Staff reductions, clunky technology and disruptive online ads have hampered the paper’s digital progress. In a sweeping shakeup that ousted several top editors last August, former Fox executive Ross Levinsohn was installed as publisher. His tenure lasted five months. His handpicked editor in chief, Lewis D’Vorkin, was bounced after three months amid contentious interactions with staff.
In late January, The Times’ newsroom voted overwhelmingly to join a union. Leaders of that drive are now focusing on correcting what they describe as years of pay inequities for younger journalists, minorities and women. Soon-Shiong said his team will begin work with the union almost immediately.
The Los Angeles Times Guild, in a statement, said it also was looking forward to working with Soon-Shiong and that it was time for the organization “to think big again.”
“You can bring back hope by investing in the newsroom,” the Guild said. “Give journalists better security, give them a strategy they can believe in, give them independence.”
Soon-Shiong acknowledged that the last few years have “been very rough in the newsroom and rough for the paper.” He said his first mission will be to build the newsroom into a vigorous operation known for its “honest and fair” news.

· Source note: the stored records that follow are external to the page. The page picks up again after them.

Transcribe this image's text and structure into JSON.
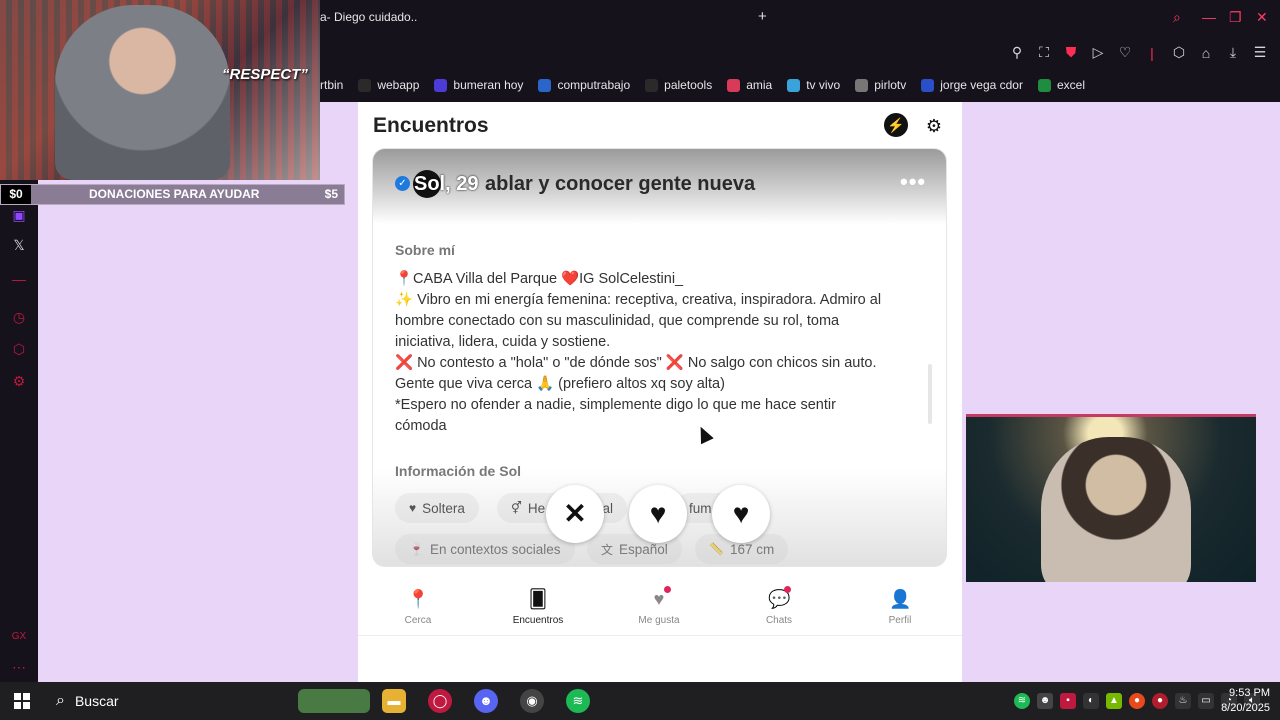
{
  "browser": {
    "tab_title": "a- Diego cuidado..",
    "tab_add": "+",
    "bookmarks": [
      {
        "label": "rtbin",
        "color": "#15121c"
      },
      {
        "label": "webapp",
        "color": "#2a2a2a"
      },
      {
        "label": "bumeran hoy",
        "color": "#4c3bd6"
      },
      {
        "label": "computrabajo",
        "color": "#2a66c9"
      },
      {
        "label": "paletools",
        "color": "#2a2a2a"
      },
      {
        "label": "amia",
        "color": "#d93a5a"
      },
      {
        "label": "tv vivo",
        "color": "#3aa3d9"
      },
      {
        "label": "pirlotv",
        "color": "#777777"
      },
      {
        "label": "jorge vega cdor",
        "color": "#2a4fc9"
      },
      {
        "label": "excel",
        "color": "#1e8e3e"
      }
    ]
  },
  "stream": {
    "cam_text": "“RESPECT”",
    "donation_left": "$0",
    "donation_label": "DONACIONES PARA AYUDAR",
    "donation_right": "$5"
  },
  "app": {
    "title": "Encuentros",
    "profile": {
      "name_age": "Sol, 29",
      "headline": "ablar y conocer gente nueva",
      "more": "•••",
      "about_label": "Sobre mí",
      "bio_lines": [
        "📍CABA Villa del Parque ❤️IG SolCelestini_",
        "✨ Vibro en mi energía femenina: receptiva, creativa, inspiradora. Admiro al",
        "hombre conectado con su masculinidad, que comprende su rol, toma",
        "iniciativa, lidera, cuida y sostiene.",
        "❌ No contesto a \"hola\" o \"de dónde sos\" ❌ No salgo con chicos sin auto.",
        "Gente que viva cerca 🙏 (prefiero altos xq soy alta)",
        "*Espero no ofender a nadie, simplemente digo lo que me hace sentir",
        "cómoda"
      ],
      "info_label": "Información de Sol",
      "chips": [
        {
          "icon": "♥",
          "label": "Soltera"
        },
        {
          "icon": "⚥",
          "label": "He"
        },
        {
          "icon": "",
          "label": "al"
        },
        {
          "icon": "",
          "label": "fum"
        },
        {
          "icon": "🍷",
          "label": "En contextos sociales"
        },
        {
          "icon": "文",
          "label": "Español"
        },
        {
          "icon": "📏",
          "label": "167 cm"
        }
      ]
    },
    "actions": {
      "dislike": "✕",
      "superlike": "♥",
      "like": "♥"
    },
    "nav": [
      {
        "label": "Cerca",
        "icon": "📍"
      },
      {
        "label": "Encuentros",
        "icon": "🂠"
      },
      {
        "label": "Me gusta",
        "icon": "♥"
      },
      {
        "label": "Chats",
        "icon": "💬"
      },
      {
        "label": "Perfil",
        "icon": "👤"
      }
    ]
  },
  "taskbar": {
    "search_placeholder": "Buscar",
    "time": "9:53 PM",
    "date": "8/20/2025"
  }
}
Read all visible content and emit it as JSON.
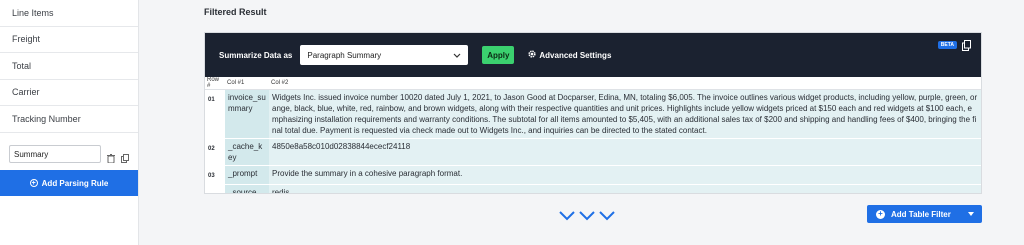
{
  "sidebar": {
    "items": [
      {
        "label": "Line Items"
      },
      {
        "label": "Freight"
      },
      {
        "label": "Total"
      },
      {
        "label": "Carrier"
      },
      {
        "label": "Tracking Number"
      }
    ],
    "rule_input_value": "Summary",
    "add_rule_label": "Add Parsing Rule"
  },
  "main": {
    "title": "Filtered Result",
    "toolbar": {
      "summarize_label": "Summarize Data as",
      "select_value": "Paragraph Summary",
      "apply_label": "Apply",
      "advanced_label": "Advanced Settings",
      "beta_label": "BETA"
    },
    "table": {
      "headers": [
        "Row #",
        "Col #1",
        "Col #2"
      ],
      "rows": [
        {
          "num": "01",
          "key": "invoice_summary",
          "value": "Widgets Inc. issued invoice number 10020 dated July 1, 2021, to Jason Good at Docparser, Edina, MN, totaling $6,005. The invoice outlines various widget products, including yellow, purple, green, orange, black, blue, white, red, rainbow, and brown widgets, along with their respective quantities and unit prices. Highlights include yellow widgets priced at $150 each and red widgets at $100 each, emphasizing installation requirements and warranty conditions. The subtotal for all items amounted to $5,405, with an additional sales tax of $200 and shipping and handling fees of $400, bringing the final total due. Payment is requested via check made out to Widgets Inc., and inquiries can be directed to the stated contact."
        },
        {
          "num": "02",
          "key": "_cache_key",
          "value": "4850e8a58c010d02838844ececf24118"
        },
        {
          "num": "03",
          "key": "_prompt",
          "value": "Provide the summary in a cohesive paragraph format."
        },
        {
          "num": "",
          "key": "_source",
          "value": "redis"
        }
      ]
    },
    "add_filter_label": "Add Table Filter"
  },
  "colors": {
    "accent": "#1f6fe5",
    "apply": "#3bd16f",
    "toolbar_bg": "#1b2230",
    "cell_key": "#d3e9ec",
    "cell_value": "#e3f1f3"
  }
}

A robust opinion section will come next.
He also has big plans for the Los Angeles Times Studio, which he wants to help push the paper more aggressively into new areas of business, including podcasts and documentaries.
Although the deal was announced in February, negotiations to close the deal were protracted and tense — centering largely on terms for agreements on services, including website operations, which will be shared with Tronc for the next year.
Then in early June, Ferro’s plan to sell his nearly 26% stake in Tronc collapsed. That motivated Soon-Shiong — who has feuded publicly with Ferro — to stitch up the deal.
“I worried that if we didn’t close that would be the end of the L.A. Times,” he said.
Soon-Shiong, through his investment firm Nant Capital, remains Tronc’s second-largest shareholder with a nearly 25% stake. He has said he has no plans to sell.
“I hope that I can convince the board to drop the name Tronc,” he said. “I think we need to go back to Tribune…. The legacy of this [company] needs to be respected and I always thought Tronc was a silly name.”
It is not clear how involved Soon-Shiong will be in The Times’ day-to-day decisions — or whether he plans to reshape the liberal viewpoint of the newspaper’s editorials. Soon-Shiong says he is an independent.
USC’s Cole said Soon-Shiong’s true test may be involving himself in the newspaper — without getting too involved.
“Whether he purchased the paper for pride or personal ego, he needs to keep his thoughts and opinions to the editorial pages,” Cole said. “Then he can get immense credit for saving the newspaper and making it a paper that L.A. deserves.”
Times staff writer Andrea Chang contributed to this report.
12:50 p.m.: This article was updated to include a comment from the Los Angeles Times Guild.
This article was originally published at 11:25 a.m.